Network-wide ads & trackers blocking DNS server. Contribute to AdguardTeam/AdGuardHome development by creating an account on GitHub.

This also works with any other DNS server that can handle DNS rewrites.

We now configure practically the same thing in the DNS server as in the external server. Namely, that all queries from the wildcard domain * should point to your reverse proxy). In my case, for example, it looks like this:

Here you can also set up special redirects for simple devices, for example.

The test

You can now simply test our construct. Take a look at your domain with the DNS lookup. Let's take my blog subdomain as an example. It now points to my IP address:

I deliberately didn't black them out because you can get them out anyway. If you now check this with your DynDNS, it should match.

You can see this from the fact that the A record of points to my IP. This is because the CNAME is just an alias to another hostname, namely that of your DynDNS. The DynDNS is nothing more than a variable A-record that is repeatedly fed with your IP by the router.

If you now check your subdomain internally, you should now be able to resolve it on your reverse proxy:

If you see that the requests are leaving your network incorrectly, you will need to rework the configuration and check why they are leaving. They should actually stay in your network with the help.

You should also be able to see the correct paraphrase in the AdGuard home, for example.

The final result

The final result should now look like this (schematically):

If this all works, you have now managed to both release services externally via a (sub)domain, forward them internally, set up a reverse proxy that distributes the requests and also set up an internal DNS server that also maintains internal requests to the (sub)domains internally.
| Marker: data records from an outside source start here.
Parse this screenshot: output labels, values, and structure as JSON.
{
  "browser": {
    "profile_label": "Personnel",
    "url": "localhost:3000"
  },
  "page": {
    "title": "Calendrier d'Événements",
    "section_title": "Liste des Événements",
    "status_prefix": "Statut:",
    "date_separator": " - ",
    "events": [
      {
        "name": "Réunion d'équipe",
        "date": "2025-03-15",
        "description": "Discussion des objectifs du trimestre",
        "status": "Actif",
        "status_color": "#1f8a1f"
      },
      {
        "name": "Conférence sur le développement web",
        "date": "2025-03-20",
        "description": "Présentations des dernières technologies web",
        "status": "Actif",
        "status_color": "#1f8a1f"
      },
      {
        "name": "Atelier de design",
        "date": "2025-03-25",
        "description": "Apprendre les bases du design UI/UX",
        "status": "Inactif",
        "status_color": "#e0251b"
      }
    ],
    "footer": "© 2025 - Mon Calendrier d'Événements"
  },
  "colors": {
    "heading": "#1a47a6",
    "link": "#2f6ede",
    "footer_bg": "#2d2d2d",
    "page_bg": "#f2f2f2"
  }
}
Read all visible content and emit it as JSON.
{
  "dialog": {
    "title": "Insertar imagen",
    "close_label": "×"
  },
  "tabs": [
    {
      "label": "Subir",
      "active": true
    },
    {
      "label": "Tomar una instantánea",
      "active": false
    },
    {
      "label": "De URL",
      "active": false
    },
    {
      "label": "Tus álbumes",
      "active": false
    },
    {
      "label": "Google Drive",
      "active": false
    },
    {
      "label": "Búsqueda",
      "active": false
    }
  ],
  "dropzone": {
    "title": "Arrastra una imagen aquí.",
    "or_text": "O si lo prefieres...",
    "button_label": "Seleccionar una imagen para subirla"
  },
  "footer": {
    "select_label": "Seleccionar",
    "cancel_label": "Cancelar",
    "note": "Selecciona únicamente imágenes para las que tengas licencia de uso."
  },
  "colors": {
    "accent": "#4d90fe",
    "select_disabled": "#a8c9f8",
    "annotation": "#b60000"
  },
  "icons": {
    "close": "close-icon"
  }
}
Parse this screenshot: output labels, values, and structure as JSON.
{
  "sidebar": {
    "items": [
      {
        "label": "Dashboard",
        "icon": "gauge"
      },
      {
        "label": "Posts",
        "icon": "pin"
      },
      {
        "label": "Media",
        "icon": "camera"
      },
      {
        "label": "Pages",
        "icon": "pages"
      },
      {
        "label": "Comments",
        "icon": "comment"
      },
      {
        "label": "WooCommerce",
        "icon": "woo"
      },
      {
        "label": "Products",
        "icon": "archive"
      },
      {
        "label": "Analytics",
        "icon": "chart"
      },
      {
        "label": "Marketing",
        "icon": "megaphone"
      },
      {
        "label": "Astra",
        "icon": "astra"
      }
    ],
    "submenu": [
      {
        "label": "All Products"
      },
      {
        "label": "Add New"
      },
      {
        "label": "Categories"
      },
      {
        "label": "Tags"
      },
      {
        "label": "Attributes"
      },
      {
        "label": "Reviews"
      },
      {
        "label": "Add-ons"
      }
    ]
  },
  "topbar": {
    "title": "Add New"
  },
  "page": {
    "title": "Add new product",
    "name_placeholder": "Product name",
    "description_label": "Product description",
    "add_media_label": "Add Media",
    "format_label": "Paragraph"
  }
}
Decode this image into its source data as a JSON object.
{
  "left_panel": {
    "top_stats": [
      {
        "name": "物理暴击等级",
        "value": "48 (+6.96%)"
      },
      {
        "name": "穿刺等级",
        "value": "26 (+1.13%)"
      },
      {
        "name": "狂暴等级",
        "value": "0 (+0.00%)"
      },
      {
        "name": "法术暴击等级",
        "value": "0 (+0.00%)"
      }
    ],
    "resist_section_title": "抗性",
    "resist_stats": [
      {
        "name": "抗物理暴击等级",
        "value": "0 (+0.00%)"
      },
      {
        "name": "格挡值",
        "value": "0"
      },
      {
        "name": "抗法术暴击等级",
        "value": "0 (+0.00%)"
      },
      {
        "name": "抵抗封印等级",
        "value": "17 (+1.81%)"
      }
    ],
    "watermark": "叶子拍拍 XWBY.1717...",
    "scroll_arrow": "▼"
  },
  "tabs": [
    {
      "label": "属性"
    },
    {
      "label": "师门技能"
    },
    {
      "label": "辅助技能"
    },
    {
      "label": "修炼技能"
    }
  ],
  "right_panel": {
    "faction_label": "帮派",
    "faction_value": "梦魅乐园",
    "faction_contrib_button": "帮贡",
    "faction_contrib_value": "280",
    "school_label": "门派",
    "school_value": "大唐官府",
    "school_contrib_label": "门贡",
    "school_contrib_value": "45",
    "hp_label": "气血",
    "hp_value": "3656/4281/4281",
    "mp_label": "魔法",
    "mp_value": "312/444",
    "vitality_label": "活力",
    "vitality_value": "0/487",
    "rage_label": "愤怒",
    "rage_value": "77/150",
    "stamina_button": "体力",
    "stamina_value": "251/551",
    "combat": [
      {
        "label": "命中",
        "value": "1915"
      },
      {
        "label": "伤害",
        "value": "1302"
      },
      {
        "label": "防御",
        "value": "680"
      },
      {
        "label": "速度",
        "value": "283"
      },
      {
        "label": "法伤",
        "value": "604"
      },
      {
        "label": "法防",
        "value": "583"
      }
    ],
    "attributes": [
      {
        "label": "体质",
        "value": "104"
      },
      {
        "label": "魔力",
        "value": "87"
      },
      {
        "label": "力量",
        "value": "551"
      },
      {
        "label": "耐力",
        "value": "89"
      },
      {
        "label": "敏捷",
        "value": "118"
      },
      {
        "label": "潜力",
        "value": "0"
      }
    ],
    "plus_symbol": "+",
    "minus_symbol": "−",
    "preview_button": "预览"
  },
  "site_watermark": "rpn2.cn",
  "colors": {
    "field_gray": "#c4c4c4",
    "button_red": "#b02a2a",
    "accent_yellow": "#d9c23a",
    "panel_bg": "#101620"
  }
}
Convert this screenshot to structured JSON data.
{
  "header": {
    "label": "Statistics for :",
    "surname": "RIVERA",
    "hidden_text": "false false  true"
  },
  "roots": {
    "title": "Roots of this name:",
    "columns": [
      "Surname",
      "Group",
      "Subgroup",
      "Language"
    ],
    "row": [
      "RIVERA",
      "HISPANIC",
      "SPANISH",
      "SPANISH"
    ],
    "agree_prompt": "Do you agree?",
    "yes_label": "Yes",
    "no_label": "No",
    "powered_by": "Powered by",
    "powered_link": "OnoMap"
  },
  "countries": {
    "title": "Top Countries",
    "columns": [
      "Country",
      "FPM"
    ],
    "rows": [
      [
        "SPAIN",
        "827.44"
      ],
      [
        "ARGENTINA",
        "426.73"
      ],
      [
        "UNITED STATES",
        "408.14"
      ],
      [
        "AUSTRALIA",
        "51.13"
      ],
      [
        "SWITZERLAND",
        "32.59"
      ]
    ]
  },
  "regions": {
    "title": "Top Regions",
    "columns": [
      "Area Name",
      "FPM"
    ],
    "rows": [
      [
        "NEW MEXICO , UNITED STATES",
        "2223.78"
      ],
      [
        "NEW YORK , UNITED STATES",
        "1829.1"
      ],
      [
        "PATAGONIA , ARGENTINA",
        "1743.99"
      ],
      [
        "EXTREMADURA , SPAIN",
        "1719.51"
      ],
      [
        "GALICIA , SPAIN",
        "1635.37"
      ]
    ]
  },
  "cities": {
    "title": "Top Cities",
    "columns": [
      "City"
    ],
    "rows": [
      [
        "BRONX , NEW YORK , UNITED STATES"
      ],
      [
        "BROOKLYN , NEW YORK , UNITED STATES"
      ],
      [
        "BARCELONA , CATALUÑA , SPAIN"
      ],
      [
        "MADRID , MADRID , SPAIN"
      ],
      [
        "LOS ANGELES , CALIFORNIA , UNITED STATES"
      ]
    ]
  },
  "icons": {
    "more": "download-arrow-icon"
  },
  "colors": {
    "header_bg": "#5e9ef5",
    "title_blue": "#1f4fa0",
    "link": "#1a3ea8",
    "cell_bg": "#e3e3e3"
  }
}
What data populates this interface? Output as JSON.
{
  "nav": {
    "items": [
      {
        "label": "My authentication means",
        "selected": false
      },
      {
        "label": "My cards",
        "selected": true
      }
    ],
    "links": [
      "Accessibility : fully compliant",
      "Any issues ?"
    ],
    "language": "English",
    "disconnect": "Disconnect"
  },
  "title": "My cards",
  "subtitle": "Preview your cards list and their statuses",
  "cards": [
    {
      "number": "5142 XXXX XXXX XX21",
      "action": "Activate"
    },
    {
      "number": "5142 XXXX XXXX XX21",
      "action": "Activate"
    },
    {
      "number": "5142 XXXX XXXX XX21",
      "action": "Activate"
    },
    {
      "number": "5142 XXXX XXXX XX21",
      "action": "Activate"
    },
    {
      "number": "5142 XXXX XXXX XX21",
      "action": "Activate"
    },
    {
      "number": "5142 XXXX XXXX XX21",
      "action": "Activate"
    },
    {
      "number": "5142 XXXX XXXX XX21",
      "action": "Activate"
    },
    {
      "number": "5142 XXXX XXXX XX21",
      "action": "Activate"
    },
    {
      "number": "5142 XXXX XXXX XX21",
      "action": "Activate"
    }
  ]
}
In addition, all your internal services are now also secured via SSL using the Nginx Proxy Manager. Cool, isn't it?🎉